A centrocyte generally refers to a B cell with a cleaved nucleus,[2] as may appear in e.g. follicular lymphoma.[3]

Histopathology of centrocytes in a follicular lymphoma. They have a thick nuclear membrane and prominent nucleoli.[1]

During B cell development, centrocytes are formed following the cessation of centroblast proliferation. Centrocytes test their newly mutated antigen-binding sites (CDR loops) by re-expressing antigen on their surface.

Centrocyte can also refer to a cell with a protoplasm that contains single and double granules of varying size stainable with hematoxylin, as seen in lesions of lichen planus,[2] or a nondividing, activated B cell that expresses membrane immunoglobulin.[2]

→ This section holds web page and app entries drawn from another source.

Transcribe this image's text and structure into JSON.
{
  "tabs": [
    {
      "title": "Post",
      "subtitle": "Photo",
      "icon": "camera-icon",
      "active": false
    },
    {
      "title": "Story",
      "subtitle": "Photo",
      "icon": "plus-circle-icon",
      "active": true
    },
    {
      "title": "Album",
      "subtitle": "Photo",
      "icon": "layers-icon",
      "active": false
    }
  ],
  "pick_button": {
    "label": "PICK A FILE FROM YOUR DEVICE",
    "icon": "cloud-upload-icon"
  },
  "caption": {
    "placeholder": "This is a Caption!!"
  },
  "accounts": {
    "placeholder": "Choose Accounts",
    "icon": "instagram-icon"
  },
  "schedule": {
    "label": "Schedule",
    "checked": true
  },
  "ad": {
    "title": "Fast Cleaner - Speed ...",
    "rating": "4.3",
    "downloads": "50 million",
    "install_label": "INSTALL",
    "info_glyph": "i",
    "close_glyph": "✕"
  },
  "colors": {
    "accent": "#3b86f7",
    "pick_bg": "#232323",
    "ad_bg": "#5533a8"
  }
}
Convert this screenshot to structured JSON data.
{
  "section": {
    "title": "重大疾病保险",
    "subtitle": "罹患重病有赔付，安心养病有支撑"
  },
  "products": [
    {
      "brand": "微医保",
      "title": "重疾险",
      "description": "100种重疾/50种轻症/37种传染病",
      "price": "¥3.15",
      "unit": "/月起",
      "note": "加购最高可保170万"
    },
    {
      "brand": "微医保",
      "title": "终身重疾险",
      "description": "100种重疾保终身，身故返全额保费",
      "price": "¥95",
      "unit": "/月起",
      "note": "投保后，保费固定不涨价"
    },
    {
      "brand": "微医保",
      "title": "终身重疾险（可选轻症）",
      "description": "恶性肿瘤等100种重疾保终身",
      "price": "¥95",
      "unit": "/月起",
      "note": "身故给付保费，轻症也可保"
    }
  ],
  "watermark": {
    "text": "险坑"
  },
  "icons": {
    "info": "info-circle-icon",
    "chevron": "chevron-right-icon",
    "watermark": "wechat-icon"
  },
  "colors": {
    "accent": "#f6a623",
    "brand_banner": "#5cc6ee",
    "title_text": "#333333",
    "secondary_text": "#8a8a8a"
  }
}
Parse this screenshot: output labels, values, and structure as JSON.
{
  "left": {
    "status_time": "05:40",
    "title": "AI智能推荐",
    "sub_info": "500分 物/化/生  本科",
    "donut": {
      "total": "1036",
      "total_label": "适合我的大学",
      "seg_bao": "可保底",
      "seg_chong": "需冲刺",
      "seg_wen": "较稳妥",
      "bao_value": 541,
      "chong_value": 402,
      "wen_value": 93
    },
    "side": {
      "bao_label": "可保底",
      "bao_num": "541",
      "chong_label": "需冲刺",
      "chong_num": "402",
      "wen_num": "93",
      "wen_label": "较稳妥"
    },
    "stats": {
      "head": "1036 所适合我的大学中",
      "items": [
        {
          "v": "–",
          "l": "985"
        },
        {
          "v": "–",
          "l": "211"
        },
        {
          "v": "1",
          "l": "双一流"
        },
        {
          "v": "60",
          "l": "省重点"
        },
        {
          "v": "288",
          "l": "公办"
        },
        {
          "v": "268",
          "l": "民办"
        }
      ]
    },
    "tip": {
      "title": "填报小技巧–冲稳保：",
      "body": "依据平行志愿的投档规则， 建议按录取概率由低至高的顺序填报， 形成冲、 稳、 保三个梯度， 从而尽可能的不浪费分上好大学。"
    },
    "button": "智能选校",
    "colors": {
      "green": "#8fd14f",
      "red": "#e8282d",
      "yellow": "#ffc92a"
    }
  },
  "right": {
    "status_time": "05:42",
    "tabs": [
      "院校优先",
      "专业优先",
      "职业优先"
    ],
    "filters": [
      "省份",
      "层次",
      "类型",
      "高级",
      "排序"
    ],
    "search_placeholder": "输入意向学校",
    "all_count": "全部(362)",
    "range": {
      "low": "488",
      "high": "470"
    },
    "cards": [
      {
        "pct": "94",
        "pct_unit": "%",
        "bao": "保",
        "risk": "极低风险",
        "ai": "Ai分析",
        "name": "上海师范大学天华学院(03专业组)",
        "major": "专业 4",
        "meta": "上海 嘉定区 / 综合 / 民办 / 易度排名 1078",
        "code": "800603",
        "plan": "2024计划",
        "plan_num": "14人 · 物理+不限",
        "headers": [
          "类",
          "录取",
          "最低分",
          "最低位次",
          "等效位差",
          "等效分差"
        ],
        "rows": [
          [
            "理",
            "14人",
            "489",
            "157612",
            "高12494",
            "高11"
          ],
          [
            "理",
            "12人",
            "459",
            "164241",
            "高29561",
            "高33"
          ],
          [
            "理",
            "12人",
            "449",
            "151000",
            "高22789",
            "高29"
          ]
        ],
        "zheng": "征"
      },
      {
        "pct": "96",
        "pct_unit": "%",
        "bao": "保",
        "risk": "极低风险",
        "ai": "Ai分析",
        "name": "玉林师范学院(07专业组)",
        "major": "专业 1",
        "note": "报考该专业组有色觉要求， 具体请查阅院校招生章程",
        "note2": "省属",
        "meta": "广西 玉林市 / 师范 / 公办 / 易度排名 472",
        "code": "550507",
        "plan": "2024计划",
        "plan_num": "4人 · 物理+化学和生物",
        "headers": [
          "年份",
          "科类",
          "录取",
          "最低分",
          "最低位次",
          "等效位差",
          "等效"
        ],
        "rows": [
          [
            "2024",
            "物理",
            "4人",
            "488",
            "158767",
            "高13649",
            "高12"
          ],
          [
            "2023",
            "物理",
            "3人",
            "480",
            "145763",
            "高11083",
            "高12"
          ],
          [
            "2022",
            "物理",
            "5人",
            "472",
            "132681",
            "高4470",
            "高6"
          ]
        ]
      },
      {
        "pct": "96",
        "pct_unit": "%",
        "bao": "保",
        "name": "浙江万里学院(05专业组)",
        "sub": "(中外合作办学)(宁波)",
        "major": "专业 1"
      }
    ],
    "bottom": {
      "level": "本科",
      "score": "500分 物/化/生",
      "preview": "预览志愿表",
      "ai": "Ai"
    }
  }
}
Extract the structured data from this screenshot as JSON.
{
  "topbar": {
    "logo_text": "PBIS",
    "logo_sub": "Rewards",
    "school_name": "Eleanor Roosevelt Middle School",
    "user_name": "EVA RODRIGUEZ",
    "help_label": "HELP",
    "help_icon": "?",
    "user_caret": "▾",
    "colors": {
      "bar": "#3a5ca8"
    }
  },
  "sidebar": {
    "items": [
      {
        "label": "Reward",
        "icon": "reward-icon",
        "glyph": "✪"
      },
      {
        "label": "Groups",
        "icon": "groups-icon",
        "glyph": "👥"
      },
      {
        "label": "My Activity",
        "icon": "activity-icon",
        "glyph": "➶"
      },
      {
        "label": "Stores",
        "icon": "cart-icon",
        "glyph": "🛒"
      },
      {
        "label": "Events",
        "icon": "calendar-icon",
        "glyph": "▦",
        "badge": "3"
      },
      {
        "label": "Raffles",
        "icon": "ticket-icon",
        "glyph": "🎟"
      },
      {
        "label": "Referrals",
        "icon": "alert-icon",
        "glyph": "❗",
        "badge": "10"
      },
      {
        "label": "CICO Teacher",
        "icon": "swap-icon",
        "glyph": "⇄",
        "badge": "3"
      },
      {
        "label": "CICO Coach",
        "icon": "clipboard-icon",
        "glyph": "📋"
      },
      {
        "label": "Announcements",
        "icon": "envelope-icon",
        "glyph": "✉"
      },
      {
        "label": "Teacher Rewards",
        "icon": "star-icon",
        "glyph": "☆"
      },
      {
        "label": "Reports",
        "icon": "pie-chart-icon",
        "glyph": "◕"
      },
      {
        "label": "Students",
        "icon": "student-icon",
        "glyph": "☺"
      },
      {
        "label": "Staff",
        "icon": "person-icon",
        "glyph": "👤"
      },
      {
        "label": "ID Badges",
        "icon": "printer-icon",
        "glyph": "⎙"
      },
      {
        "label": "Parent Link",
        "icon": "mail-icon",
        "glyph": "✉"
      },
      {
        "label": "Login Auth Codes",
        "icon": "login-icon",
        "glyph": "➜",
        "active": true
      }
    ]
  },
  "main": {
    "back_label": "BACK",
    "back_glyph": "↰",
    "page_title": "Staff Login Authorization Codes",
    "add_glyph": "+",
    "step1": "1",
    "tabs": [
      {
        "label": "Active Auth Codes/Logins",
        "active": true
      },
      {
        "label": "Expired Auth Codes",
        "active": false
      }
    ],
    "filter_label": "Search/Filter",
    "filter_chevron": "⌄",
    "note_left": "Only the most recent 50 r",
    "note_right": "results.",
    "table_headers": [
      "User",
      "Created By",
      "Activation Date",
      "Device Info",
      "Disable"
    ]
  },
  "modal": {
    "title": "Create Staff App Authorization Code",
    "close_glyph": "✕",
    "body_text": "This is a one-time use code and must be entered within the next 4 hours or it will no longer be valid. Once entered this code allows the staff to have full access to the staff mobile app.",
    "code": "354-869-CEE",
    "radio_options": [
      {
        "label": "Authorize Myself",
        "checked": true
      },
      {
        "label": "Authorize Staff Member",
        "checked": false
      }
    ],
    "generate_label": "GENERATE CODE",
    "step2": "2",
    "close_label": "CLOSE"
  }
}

  1. ^ Anubha Bajaj (2018). "Susceptive, Supplemented, Stockpiled - Follicular Lymphoma" (PDF). Oncology and Cancer Case Reports. 4 (3).
    - " This is an open-access article distributed under the terms of the Creative Commons Attribution License, which permits unrestricted use, distribution, and reproduction in any medium, provided the original author and source are credited."
  2. ^ a b c [1]Stedman's Medical Dictionary. 2006 Archived 2011-09-30 at the Wayback Machine
  3. ^ Table 12-8 in: Mitchell, Richard Sheppard; Kumar, Vinay; Abbas, Abul K.; Fausto, Nelson. Robbins Basic Pathology. Philadelphia: Saunders. ISBN 1-4160-2973-7. 8th edition.